■ **Task prompt**
Would you please reproduce all the entries word for word, minus the pictures?

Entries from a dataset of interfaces
════
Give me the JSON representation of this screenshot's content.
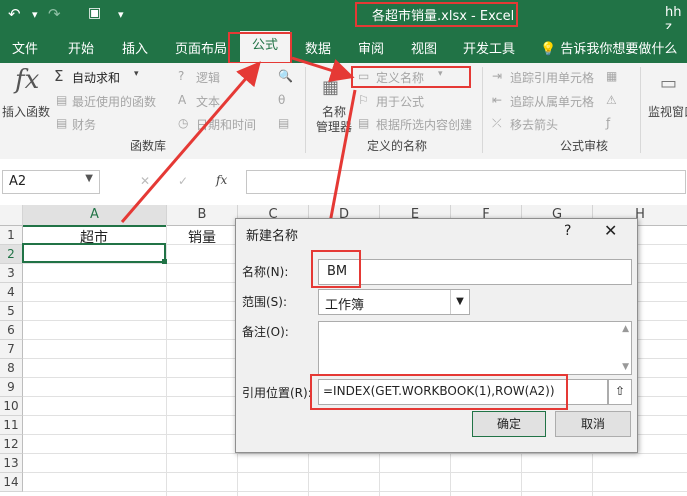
{
  "titlebar": {
    "title": "各超市销量.xlsx  -  Excel",
    "user": "hh z"
  },
  "tabs": [
    "文件",
    "开始",
    "插入",
    "页面布局",
    "公式",
    "数据",
    "审阅",
    "视图",
    "开发工具"
  ],
  "tell_me": "告诉我你想要做什么",
  "ribbon": {
    "insert_function": "插入函数",
    "autosum": "自动求和",
    "recent": "最近使用的函数",
    "financial": "财务",
    "logical": "逻辑",
    "text": "文本",
    "datetime": "日期和时间",
    "function_library": "函数库",
    "name_manager_1": "名称",
    "name_manager_2": "管理器",
    "define_name": "定义名称",
    "use_in_formula": "用于公式",
    "create_from_selection": "根据所选内容创建",
    "defined_names": "定义的名称",
    "trace_precedents": "追踪引用单元格",
    "trace_dependents": "追踪从属单元格",
    "remove_arrows": "移去箭头",
    "formula_auditing": "公式审核",
    "watch_window": "监视窗口"
  },
  "formula_bar": {
    "name_box": "A2",
    "fx": "fx"
  },
  "grid": {
    "columns": [
      "A",
      "B",
      "C",
      "D",
      "E",
      "F",
      "G",
      "H"
    ],
    "rows": [
      "1",
      "2",
      "3",
      "4",
      "5",
      "6",
      "7",
      "8",
      "9",
      "10",
      "11",
      "12",
      "13",
      "14"
    ],
    "a1": "超市",
    "b1": "销量"
  },
  "dialog": {
    "title": "新建名称",
    "help": "?",
    "close": "✕",
    "name_label": "名称(N):",
    "name_value": "BM",
    "scope_label": "范围(S):",
    "scope_value": "工作簿",
    "comment_label": "备注(O):",
    "refers_label": "引用位置(R):",
    "refers_value": "=INDEX(GET.WORKBOOK(1),ROW(A2))",
    "ok": "确定",
    "cancel": "取消"
  },
  "colors": {
    "excel_green": "#217346",
    "highlight_red": "#e53935"
  }
}
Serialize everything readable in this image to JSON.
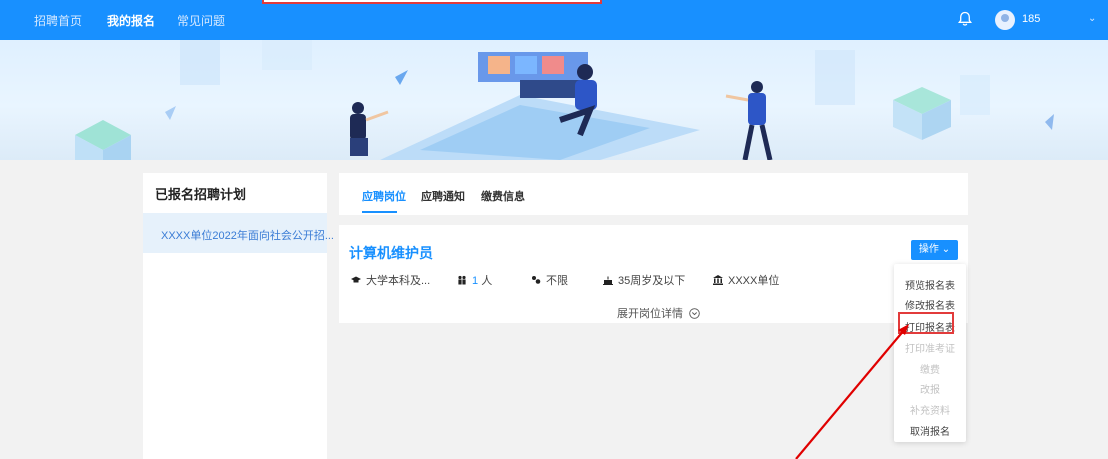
{
  "nav": {
    "items": [
      {
        "label": "招聘首页"
      },
      {
        "label": "我的报名"
      },
      {
        "label": "常见问题"
      }
    ],
    "username": "185"
  },
  "sidebar": {
    "title": "已报名招聘计划",
    "items": [
      {
        "label": "XXXX单位2022年面向社会公开招..."
      }
    ]
  },
  "tabs": [
    {
      "label": "应聘岗位"
    },
    {
      "label": "应聘通知"
    },
    {
      "label": "缴费信息"
    }
  ],
  "job": {
    "title": "计算机维护员",
    "education": "大学本科及...",
    "headcount_value": "1",
    "headcount_unit": "人",
    "gender": "不限",
    "age": "35周岁及以下",
    "unit": "XXXX单位",
    "expand_label": "展开岗位详情",
    "operation_label": "操作"
  },
  "dropdown": {
    "items": [
      {
        "label": "预览报名表"
      },
      {
        "label": "修改报名表"
      },
      {
        "label": "打印报名表"
      },
      {
        "label": "打印准考证"
      },
      {
        "label": "缴费"
      },
      {
        "label": "改报"
      },
      {
        "label": "补充资料"
      },
      {
        "label": "取消报名"
      }
    ]
  },
  "colors": {
    "primary": "#1890ff",
    "highlight": "#e23b3b",
    "disabled": "#c2c2c2"
  }
}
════
■ **Written response**
Give me the JSON representation of this screenshot's content.
{
  "titlebar": {
    "title": "各超市销量.xlsx  -  Excel",
    "user": "hh z"
  },
  "tabs": [
    "文件",
    "开始",
    "插入",
    "页面布局",
    "公式",
    "数据",
    "审阅",
    "视图",
    "开发工具"
  ],
  "tell_me": "告诉我你想要做什么",
  "ribbon": {
    "insert_function": "插入函数",
    "autosum": "自动求和",
    "recent": "最近使用的函数",
    "financial": "财务",
    "logical": "逻辑",
    "text": "文本",
    "datetime": "日期和时间",
    "function_library": "函数库",
    "name_manager_1": "名称",
    "name_manager_2": "管理器",
    "define_name": "定义名称",
    "use_in_formula": "用于公式",
    "create_from_selection": "根据所选内容创建",
    "defined_names": "定义的名称",
    "trace_precedents": "追踪引用单元格",
    "trace_dependents": "追踪从属单元格",
    "remove_arrows": "移去箭头",
    "formula_auditing": "公式审核",
    "watch_window": "监视窗口"
  },
  "formula_bar": {
    "name_box": "A2",
    "fx": "fx"
  },
  "grid": {
    "columns": [
      "A",
      "B",
      "C",
      "D",
      "E",
      "F",
      "G",
      "H"
    ],
    "rows": [
      "1",
      "2",
      "3",
      "4",
      "5",
      "6",
      "7",
      "8",
      "9",
      "10",
      "11",
      "12",
      "13",
      "14"
    ],
    "a1": "超市",
    "b1": "销量"
  },
  "dialog": {
    "title": "新建名称",
    "help": "?",
    "close": "✕",
    "name_label": "名称(N):",
    "name_value": "BM",
    "scope_label": "范围(S):",
    "scope_value": "工作簿",
    "comment_label": "备注(O):",
    "refers_label": "引用位置(R):",
    "refers_value": "=INDEX(GET.WORKBOOK(1),ROW(A2))",
    "ok": "确定",
    "cancel": "取消"
  },
  "colors": {
    "excel_green": "#217346",
    "highlight_red": "#e53935"
  }
}
Serialize everything readable in this image to JSON.
{
  "nav": {
    "items": [
      {
        "label": "招聘首页"
      },
      {
        "label": "我的报名"
      },
      {
        "label": "常见问题"
      }
    ],
    "username": "185"
  },
  "sidebar": {
    "title": "已报名招聘计划",
    "items": [
      {
        "label": "XXXX单位2022年面向社会公开招..."
      }
    ]
  },
  "tabs": [
    {
      "label": "应聘岗位"
    },
    {
      "label": "应聘通知"
    },
    {
      "label": "缴费信息"
    }
  ],
  "job": {
    "title": "计算机维护员",
    "education": "大学本科及...",
    "headcount_value": "1",
    "headcount_unit": "人",
    "gender": "不限",
    "age": "35周岁及以下",
    "unit": "XXXX单位",
    "expand_label": "展开岗位详情",
    "operation_label": "操作"
  },
  "dropdown": {
    "items": [
      {
        "label": "预览报名表"
      },
      {
        "label": "修改报名表"
      },
      {
        "label": "打印报名表"
      },
      {
        "label": "打印准考证"
      },
      {
        "label": "缴费"
      },
      {
        "label": "改报"
      },
      {
        "label": "补充资料"
      },
      {
        "label": "取消报名"
      }
    ]
  },
  "colors": {
    "primary": "#1890ff",
    "highlight": "#e23b3b",
    "disabled": "#c2c2c2"
  }
}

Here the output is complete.